Sacred And Profane Beauty

Anonymous woodcut. Dancing Peasants (16th C.). Staatsbibliotek, Berlin
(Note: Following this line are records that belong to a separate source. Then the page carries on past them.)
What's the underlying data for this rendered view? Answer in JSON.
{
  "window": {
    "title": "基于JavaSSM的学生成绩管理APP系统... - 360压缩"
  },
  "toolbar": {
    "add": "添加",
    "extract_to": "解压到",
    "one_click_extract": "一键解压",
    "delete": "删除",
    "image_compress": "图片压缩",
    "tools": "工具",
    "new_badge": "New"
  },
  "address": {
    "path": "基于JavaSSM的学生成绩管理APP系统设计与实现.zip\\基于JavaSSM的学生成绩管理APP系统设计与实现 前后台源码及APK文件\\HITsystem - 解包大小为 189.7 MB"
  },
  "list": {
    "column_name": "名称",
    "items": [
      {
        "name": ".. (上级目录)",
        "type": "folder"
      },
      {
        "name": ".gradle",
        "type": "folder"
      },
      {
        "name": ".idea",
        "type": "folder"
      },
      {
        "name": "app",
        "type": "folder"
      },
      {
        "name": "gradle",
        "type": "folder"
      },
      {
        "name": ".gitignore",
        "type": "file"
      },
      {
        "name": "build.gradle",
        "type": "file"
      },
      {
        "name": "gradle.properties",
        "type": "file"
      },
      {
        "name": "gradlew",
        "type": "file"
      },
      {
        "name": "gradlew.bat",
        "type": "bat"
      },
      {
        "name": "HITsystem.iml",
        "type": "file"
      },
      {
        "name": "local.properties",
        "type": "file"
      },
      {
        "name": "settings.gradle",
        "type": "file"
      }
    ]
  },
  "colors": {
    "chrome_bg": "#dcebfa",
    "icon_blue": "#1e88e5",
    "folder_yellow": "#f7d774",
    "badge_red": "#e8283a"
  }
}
Whoever writes about religion and art comes into contact with two sorts of people: Christians of the most varied stamp, and connoisseurs of art. Both are rather difficult to get along with. —Gerardus van der Leeuw Stay awhile with Gerardus van der Leeuw (1890-1950). His lyrical and provocative analysis of consonance—and distance—between beauty and holiness is indispensable for any lover of the subject. There was no one better prepared than he—poet, theologian, philosopher, historian of religion—to write a theology of art or discuss the problems of a theological aesthetics. Continue Reading